What is being asked: Within the listing below, locate all lines containing the word "Management". Copy each one.

--------

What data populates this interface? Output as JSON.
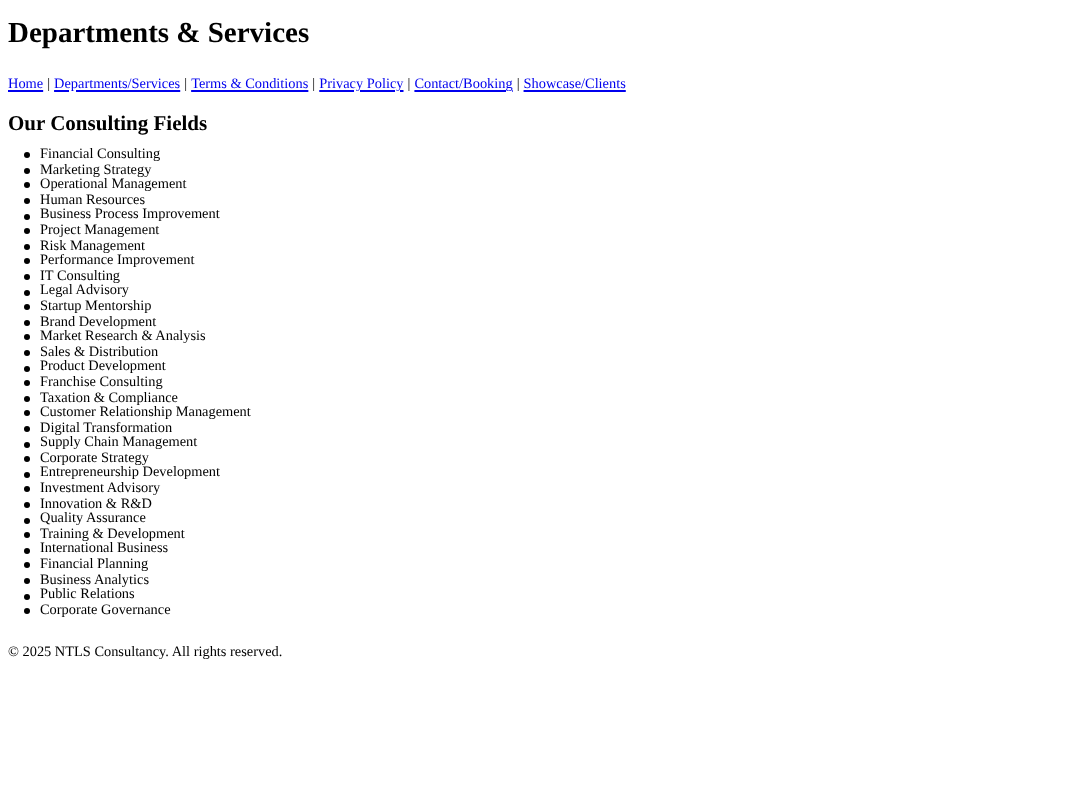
{
  "title": "Departments & Services",
  "nav": {
    "separator": "|",
    "links": [
      "Home",
      "Departments/Services",
      "Terms & Conditions",
      "Privacy Policy",
      "Contact/Booking",
      "Showcase/Clients"
    ]
  },
  "section": {
    "heading": "Our Consulting Fields",
    "items": [
      "Financial Consulting",
      "Marketing Strategy",
      "Operational Management",
      "Human Resources",
      "Business Process Improvement",
      "Project Management",
      "Risk Management",
      "Performance Improvement",
      "IT Consulting",
      "Legal Advisory",
      "Startup Mentorship",
      "Brand Development",
      "Market Research & Analysis",
      "Sales & Distribution",
      "Product Development",
      "Franchise Consulting",
      "Taxation & Compliance",
      "Customer Relationship Management",
      "Digital Transformation",
      "Supply Chain Management",
      "Corporate Strategy",
      "Entrepreneurship Development",
      "Investment Advisory",
      "Innovation & R&D",
      "Quality Assurance",
      "Training & Development",
      "International Business",
      "Financial Planning",
      "Business Analytics",
      "Public Relations",
      "Corporate Governance"
    ]
  },
  "footer": "© 2025 NTLS Consultancy. All rights reserved."
}
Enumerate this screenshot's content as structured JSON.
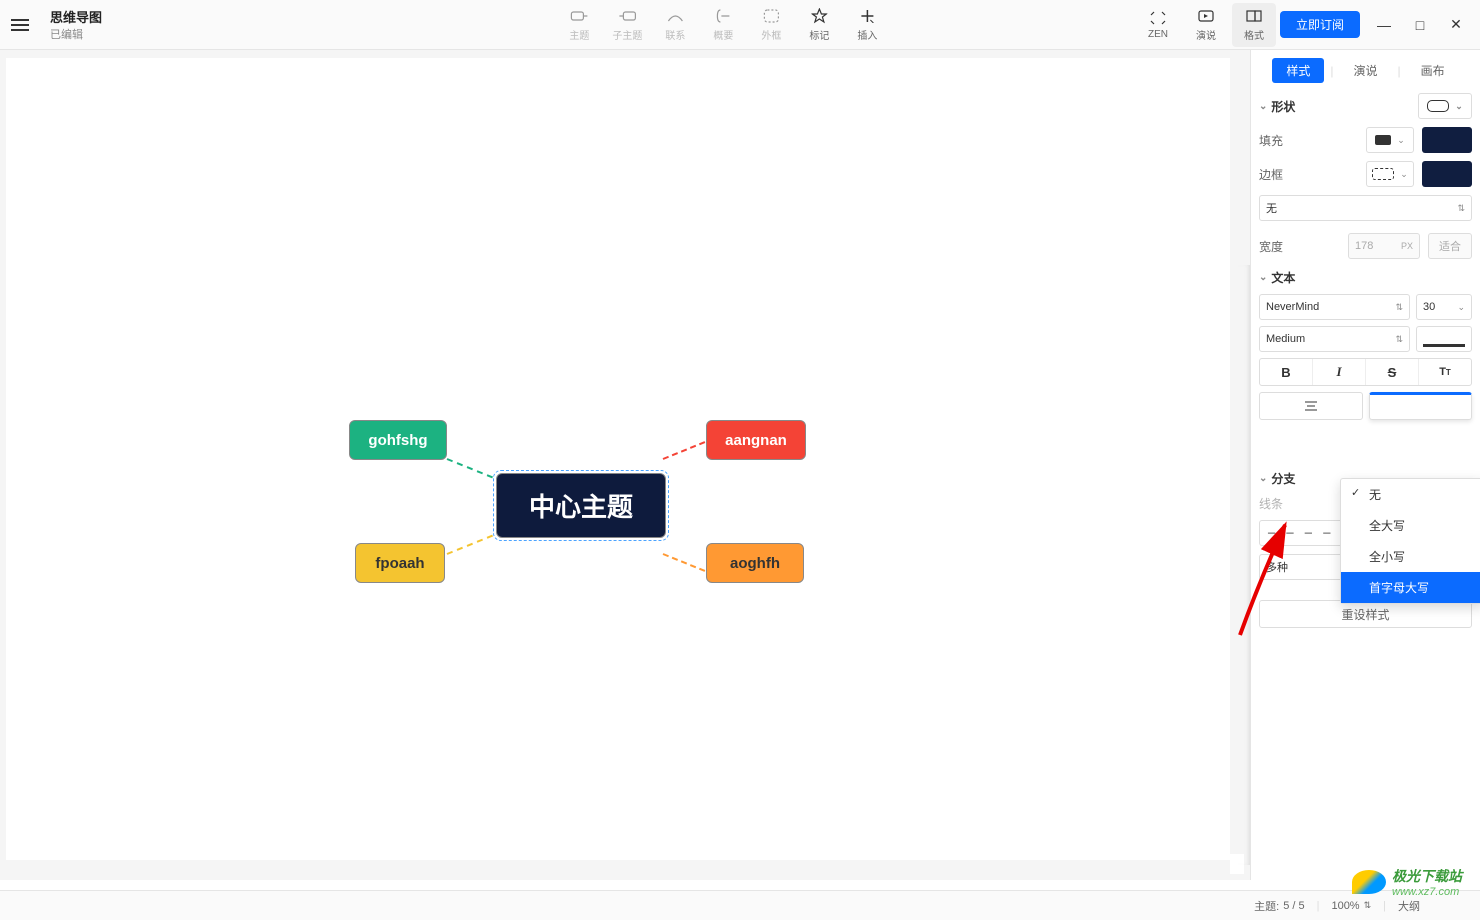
{
  "header": {
    "title": "思维导图",
    "subtitle": "已编辑"
  },
  "toolbar": {
    "items": [
      {
        "label": "主题",
        "icon": "topic"
      },
      {
        "label": "子主题",
        "icon": "subtopic"
      },
      {
        "label": "联系",
        "icon": "link"
      },
      {
        "label": "概要",
        "icon": "summary"
      },
      {
        "label": "外框",
        "icon": "boundary"
      },
      {
        "label": "标记",
        "icon": "star"
      },
      {
        "label": "插入",
        "icon": "plus"
      }
    ],
    "right": [
      {
        "label": "ZEN",
        "icon": "zen"
      },
      {
        "label": "演说",
        "icon": "present"
      },
      {
        "label": "格式",
        "icon": "format"
      }
    ],
    "subscribe": "立即订阅"
  },
  "window_controls": {
    "minimize": "—",
    "maximize": "□",
    "close": "✕"
  },
  "mindmap": {
    "center": "中心主题",
    "nodes": [
      {
        "text": "gohfshg",
        "color": "green"
      },
      {
        "text": "fpoaah",
        "color": "yellow"
      },
      {
        "text": "aangnan",
        "color": "red"
      },
      {
        "text": "aoghfh",
        "color": "orange"
      }
    ]
  },
  "panel": {
    "tabs": [
      "样式",
      "演说",
      "画布"
    ],
    "active_tab": 0,
    "shape_section": "形状",
    "fill_label": "填充",
    "border_label": "边框",
    "border_style_value": "无",
    "width_label": "宽度",
    "width_value": "178",
    "width_unit": "PX",
    "fit_label": "适合",
    "text_section": "文本",
    "font_family": "NeverMind",
    "font_size": "30",
    "font_weight": "Medium",
    "text_case_dropdown": {
      "items": [
        "无",
        "全大写",
        "全小写",
        "首字母大写"
      ],
      "checked": 0,
      "highlighted": 3
    },
    "branch_section": "分支",
    "line_label": "线条",
    "multi_value": "多种",
    "reset_label": "重设样式"
  },
  "statusbar": {
    "topic_label": "主题:",
    "topic_count": "5 / 5",
    "zoom": "100%",
    "outline": "大纲"
  },
  "watermark": {
    "name": "极光下载站",
    "url": "www.xz7.com"
  }
}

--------

Reply to the task:
      "Operational Management",
      "Project Management",
      "Risk Management",
      "Customer Relationship Management",
      "Supply Chain Management",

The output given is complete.